__What to produce__
Search the records for the string "JSON", then copy each line where it appears.

BEGIN Dataset entries

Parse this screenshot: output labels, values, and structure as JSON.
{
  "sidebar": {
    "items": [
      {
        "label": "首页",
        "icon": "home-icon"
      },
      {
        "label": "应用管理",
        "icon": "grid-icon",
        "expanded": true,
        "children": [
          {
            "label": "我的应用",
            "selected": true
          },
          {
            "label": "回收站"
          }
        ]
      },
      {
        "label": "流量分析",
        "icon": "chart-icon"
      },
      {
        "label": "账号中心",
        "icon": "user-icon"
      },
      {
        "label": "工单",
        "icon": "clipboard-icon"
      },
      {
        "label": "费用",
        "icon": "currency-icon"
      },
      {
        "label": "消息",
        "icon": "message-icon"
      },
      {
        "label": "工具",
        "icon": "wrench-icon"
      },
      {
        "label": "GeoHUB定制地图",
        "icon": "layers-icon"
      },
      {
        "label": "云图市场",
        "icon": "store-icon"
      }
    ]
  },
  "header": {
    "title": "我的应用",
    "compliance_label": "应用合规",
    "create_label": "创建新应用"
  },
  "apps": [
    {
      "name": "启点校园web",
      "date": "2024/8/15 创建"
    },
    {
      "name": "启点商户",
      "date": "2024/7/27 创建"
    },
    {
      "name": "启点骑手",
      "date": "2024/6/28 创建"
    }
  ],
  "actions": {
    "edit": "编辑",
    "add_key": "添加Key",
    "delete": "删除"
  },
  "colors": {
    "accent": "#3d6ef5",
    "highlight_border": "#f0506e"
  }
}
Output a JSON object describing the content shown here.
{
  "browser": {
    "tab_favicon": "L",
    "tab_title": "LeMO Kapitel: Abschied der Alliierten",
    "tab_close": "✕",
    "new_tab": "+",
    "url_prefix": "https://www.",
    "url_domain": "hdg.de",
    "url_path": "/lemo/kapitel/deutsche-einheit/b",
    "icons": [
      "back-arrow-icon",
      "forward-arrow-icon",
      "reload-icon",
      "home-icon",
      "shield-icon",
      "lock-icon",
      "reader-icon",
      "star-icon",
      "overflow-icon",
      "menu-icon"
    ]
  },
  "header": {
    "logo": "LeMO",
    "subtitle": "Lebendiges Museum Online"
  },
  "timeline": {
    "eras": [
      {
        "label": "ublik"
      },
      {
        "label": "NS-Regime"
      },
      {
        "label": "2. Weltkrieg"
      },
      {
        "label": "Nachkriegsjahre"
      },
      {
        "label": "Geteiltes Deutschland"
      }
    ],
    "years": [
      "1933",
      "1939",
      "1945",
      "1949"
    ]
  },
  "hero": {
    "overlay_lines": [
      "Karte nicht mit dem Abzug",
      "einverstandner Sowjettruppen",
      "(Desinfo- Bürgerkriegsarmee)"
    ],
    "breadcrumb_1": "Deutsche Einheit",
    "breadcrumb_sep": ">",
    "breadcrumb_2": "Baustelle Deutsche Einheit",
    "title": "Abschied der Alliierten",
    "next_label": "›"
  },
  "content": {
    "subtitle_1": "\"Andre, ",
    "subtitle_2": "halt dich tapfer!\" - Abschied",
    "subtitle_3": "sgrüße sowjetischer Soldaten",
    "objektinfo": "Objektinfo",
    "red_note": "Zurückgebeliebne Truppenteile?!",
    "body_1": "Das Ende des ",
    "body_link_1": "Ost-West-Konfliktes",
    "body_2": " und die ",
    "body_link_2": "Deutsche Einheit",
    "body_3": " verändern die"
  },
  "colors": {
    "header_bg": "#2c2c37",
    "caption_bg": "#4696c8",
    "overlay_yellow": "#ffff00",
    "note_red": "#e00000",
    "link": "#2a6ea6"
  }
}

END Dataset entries

__Your response__
Parse this screenshot: output labels, values, and structure as JSON.
Output a JSON object describing the content shown here.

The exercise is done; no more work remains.